• _TASK TO CARRY OUT_: Using the listing below, work out how many lines contain the word "this", and respond with that number alone.

• _TASK INPUT_:
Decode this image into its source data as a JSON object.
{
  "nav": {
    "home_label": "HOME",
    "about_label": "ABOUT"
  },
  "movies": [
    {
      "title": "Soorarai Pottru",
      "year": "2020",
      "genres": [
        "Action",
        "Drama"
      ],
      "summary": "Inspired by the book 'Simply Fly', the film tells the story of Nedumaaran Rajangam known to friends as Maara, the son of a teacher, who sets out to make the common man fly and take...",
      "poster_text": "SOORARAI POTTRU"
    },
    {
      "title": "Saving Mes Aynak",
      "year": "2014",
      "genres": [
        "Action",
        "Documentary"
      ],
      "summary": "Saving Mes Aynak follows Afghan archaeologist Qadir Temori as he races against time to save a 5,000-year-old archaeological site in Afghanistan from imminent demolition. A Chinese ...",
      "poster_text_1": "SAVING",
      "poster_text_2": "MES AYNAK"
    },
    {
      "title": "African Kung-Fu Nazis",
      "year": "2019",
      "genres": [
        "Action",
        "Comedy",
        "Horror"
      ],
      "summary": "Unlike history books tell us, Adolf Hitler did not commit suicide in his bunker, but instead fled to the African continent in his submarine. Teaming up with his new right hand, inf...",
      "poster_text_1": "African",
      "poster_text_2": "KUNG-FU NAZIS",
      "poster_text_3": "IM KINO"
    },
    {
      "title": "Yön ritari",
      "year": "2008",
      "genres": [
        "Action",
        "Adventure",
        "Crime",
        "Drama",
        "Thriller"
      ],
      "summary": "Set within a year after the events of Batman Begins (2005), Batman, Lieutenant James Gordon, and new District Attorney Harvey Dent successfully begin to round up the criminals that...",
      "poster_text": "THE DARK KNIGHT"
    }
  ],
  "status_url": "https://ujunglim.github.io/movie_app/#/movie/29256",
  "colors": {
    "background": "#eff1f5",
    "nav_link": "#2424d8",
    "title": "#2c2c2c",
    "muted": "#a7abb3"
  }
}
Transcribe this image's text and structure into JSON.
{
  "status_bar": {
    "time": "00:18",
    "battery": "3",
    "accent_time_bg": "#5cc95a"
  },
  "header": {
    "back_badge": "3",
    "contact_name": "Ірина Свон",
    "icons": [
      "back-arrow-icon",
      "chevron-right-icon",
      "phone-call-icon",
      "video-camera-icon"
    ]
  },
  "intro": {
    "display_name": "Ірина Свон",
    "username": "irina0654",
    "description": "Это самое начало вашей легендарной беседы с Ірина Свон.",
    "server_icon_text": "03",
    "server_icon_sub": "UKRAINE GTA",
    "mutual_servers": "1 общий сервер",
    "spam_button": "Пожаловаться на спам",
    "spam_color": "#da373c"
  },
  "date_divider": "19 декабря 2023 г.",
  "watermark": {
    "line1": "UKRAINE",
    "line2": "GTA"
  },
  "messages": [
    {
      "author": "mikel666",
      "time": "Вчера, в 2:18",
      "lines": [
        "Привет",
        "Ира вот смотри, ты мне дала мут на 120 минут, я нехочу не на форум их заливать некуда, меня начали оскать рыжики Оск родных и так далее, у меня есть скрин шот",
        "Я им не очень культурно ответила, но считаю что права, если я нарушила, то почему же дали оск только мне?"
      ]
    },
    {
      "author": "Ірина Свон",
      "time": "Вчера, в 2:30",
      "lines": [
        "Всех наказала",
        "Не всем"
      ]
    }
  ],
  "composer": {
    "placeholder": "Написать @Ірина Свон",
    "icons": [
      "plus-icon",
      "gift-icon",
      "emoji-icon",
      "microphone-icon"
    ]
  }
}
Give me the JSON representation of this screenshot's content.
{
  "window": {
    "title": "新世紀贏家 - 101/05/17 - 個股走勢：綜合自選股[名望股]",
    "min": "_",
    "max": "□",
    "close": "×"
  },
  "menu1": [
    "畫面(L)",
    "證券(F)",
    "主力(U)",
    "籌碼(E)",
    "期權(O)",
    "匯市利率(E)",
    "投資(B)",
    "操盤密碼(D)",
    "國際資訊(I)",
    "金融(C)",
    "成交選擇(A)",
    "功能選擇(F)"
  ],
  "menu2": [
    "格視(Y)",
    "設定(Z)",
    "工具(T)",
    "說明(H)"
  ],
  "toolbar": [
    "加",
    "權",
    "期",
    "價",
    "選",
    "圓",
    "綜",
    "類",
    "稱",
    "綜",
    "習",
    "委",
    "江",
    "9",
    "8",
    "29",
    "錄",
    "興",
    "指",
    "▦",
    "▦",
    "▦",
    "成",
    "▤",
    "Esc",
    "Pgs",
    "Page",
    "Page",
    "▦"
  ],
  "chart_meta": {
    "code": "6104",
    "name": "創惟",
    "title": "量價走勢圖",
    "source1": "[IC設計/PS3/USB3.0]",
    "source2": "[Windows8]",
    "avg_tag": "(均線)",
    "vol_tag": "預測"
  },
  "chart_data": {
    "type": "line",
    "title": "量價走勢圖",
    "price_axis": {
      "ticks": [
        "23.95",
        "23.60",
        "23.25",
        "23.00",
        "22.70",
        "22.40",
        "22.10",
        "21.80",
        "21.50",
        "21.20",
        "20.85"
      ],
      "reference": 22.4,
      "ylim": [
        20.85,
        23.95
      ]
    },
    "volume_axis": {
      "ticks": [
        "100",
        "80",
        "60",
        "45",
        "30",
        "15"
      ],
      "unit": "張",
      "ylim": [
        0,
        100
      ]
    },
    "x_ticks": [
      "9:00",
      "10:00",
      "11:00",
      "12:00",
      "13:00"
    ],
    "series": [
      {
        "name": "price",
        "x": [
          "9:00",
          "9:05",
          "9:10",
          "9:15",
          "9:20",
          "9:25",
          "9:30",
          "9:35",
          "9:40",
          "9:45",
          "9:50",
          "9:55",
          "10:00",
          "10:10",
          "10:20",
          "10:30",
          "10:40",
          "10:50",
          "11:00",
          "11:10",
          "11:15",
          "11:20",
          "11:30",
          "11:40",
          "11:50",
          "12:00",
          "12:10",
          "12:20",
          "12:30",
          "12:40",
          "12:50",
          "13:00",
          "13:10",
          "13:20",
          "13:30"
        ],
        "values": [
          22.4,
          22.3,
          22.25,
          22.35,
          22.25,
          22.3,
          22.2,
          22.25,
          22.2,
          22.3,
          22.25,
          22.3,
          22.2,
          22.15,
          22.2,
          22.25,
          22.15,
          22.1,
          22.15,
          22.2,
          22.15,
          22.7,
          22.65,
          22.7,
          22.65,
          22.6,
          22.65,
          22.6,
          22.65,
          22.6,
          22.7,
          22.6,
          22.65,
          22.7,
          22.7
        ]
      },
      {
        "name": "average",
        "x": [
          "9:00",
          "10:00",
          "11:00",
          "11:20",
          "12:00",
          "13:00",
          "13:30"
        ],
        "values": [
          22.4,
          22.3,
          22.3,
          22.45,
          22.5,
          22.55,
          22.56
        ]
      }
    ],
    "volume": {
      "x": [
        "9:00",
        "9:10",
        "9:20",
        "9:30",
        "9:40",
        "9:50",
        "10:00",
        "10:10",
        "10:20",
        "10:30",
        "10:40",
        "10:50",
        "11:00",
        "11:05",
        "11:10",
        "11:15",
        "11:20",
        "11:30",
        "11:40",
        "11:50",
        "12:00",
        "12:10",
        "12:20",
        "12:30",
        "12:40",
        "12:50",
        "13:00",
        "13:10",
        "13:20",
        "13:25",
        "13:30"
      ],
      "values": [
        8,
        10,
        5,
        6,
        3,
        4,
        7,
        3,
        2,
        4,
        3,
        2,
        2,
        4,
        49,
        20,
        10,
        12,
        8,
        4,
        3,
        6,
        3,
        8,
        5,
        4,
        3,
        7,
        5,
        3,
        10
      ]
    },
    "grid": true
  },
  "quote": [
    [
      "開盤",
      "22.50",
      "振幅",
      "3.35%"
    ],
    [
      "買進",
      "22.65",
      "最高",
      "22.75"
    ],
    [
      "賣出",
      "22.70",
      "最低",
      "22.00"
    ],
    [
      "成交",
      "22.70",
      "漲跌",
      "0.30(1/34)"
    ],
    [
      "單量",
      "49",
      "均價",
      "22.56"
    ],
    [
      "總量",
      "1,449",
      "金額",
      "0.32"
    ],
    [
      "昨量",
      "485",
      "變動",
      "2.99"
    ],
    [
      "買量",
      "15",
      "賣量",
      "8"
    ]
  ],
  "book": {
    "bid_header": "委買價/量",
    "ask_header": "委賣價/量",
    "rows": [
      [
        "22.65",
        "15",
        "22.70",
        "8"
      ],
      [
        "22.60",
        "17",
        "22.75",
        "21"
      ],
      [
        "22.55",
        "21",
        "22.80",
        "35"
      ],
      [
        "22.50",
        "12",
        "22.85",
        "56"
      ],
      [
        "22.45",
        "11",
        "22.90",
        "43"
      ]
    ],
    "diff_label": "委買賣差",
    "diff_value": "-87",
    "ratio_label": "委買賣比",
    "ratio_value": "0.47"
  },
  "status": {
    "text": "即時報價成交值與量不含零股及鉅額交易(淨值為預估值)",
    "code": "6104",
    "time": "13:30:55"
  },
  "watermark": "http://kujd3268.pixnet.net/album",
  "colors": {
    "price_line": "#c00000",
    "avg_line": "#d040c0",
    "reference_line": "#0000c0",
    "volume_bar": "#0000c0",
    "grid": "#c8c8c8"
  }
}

• _SOLVED PROBLEM_: 3